A visit to Hidcote Manor Garden had me drooling over the Red Borders again this month. The entire garden is quite lovely but in September the Red Borders are the stars for me. My garden design training usually kicks in whenever I visit a garden. I find myself trying to work out what appeals to me and why. At Hidcote I lingered at both ends of the Red Borders taking it all in. Obviously colour is a big factor in their appeal to me. We all respond emotionally to colour whether we are aware of it or not. I already know that I love the warm shades of orange and vibrant red. But in this case there’s more to it.
Looking Good this week.
We are well and truly into autumn now here in North West England.
Many things are changing in our gardens and in the wider landscape too as shorter days and cooler nights creep in. Some of our trees are beginning to change colour as their leaves lose their green pigment and vibrant shades of pink, gold and red burst into sight.
In my country garden early this morning there was a distinct hint of autumn in the air.
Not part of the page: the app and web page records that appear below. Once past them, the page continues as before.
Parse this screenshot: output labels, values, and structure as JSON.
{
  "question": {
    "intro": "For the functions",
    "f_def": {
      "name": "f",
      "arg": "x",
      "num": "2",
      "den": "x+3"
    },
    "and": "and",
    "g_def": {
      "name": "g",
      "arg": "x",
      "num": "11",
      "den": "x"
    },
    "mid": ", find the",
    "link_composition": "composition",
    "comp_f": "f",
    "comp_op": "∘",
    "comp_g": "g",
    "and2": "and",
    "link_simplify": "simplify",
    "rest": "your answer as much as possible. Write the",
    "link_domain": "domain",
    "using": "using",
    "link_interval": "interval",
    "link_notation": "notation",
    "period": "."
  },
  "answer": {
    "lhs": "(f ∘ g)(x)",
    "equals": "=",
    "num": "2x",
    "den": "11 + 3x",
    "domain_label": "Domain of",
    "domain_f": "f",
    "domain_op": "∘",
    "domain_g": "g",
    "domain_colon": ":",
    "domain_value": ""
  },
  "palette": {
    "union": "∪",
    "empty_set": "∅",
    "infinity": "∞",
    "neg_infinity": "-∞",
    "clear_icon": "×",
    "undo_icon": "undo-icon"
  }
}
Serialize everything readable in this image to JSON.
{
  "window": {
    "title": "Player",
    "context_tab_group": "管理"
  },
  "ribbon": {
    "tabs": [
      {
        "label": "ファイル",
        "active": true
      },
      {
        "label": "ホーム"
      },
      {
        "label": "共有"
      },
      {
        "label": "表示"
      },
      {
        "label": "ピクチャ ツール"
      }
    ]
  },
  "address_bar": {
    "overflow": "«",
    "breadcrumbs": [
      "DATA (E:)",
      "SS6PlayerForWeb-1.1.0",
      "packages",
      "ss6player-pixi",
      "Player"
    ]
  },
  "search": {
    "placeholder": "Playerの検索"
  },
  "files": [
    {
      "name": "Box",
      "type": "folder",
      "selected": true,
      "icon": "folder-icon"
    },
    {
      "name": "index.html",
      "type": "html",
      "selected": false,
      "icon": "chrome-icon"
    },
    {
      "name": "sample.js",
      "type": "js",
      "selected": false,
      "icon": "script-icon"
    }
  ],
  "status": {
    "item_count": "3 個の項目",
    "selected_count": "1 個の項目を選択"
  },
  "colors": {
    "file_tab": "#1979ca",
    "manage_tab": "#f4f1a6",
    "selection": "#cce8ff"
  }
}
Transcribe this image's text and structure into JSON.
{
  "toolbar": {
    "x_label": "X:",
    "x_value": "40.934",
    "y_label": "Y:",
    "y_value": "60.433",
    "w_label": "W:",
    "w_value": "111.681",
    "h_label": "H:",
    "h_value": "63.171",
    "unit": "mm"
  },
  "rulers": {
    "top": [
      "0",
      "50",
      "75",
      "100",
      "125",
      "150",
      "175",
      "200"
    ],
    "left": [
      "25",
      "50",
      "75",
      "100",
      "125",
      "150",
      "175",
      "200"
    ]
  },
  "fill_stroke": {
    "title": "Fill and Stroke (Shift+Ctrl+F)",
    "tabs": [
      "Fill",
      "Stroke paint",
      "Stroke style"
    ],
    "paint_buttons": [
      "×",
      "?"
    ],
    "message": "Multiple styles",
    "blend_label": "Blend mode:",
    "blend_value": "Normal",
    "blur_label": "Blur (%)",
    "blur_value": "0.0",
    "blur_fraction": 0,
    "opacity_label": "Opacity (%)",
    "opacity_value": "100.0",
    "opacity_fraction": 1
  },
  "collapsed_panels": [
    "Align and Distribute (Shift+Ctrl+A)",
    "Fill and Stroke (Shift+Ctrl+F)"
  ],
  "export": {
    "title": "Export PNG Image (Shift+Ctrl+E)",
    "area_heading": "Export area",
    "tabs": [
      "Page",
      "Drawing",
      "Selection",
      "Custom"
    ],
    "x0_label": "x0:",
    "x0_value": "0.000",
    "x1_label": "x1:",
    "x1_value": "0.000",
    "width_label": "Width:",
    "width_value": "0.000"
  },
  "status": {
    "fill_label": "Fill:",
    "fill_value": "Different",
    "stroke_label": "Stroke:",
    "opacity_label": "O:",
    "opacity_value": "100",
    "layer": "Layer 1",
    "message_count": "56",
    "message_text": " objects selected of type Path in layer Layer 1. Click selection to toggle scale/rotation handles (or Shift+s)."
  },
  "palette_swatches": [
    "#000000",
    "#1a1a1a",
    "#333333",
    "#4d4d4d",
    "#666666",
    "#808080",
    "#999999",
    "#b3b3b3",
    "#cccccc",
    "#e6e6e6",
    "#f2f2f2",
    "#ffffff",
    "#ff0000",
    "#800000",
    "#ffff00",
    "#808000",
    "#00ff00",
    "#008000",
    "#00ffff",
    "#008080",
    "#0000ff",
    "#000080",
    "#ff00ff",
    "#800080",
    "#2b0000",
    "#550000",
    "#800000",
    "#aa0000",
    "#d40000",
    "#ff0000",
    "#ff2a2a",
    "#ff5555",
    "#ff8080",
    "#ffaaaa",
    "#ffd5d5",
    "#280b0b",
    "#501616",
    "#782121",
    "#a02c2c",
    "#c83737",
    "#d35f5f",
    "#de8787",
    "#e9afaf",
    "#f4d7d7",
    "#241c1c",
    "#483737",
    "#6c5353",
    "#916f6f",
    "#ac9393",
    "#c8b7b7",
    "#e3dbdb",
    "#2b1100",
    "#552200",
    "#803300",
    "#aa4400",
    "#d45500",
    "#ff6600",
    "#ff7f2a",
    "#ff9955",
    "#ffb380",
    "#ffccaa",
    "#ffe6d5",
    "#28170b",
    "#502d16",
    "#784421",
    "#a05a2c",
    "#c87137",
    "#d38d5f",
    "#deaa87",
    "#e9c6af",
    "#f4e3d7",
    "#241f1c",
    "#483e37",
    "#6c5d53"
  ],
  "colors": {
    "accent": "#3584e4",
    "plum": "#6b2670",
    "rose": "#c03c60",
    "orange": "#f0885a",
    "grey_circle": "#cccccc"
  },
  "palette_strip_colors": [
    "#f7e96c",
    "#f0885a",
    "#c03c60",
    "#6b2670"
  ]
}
Heavy dew covered all the plants with diamond drops, even those close to the house were decorated with tiny crystal jewels. The air was fresh and completely still and a light mist lingered over neighbouring fields.
You may not be a fan of Orange but in August I think we need to see brighter colours in the garden. Pastel shades tend to look faded in the bright summer light. And orange is particularly good right now…
A patch of purple in autumn is always welcome, especially if you can cut the flowers for the house. Salvia viridis commonly known as Clary Sage is easily grown from seed. In my garden they are usually over by the first really hard frosts which luckily haven’t arrived yet.
Late flowering perennials are valuable for any garden, particularly woodland gardens or gardens in shade for part of the day. A beautiful plant from Japan known as the Toad Lily, Tricyrtis formosana is a star plant at this time of year.
Shade is often though of as a big problem in a garden. It can be. Especially where there is heavy shade beneath evergreen trees. But if you have deciduous trees and large shrubs casting shade in your garden it’s a different story. Many lovely spring flowering plants will grow well in those conditions.
Closer inspection reveals bright orange stamens.
On a dull February day the flowers of the Hellebore hybrids add colour and life to many a country garden. They are the perfect companion plants for Snowdrops as they both enjoy the same conditions in a woodland setting or in a shady border situation.
It always amazes me when the first plants bloom in January. Despite the cold, wet and windy weather delicate looking blooms appear without fail each year. The first Snowdrops are flowering now and in my garden one tough shrub has been flowering all winter.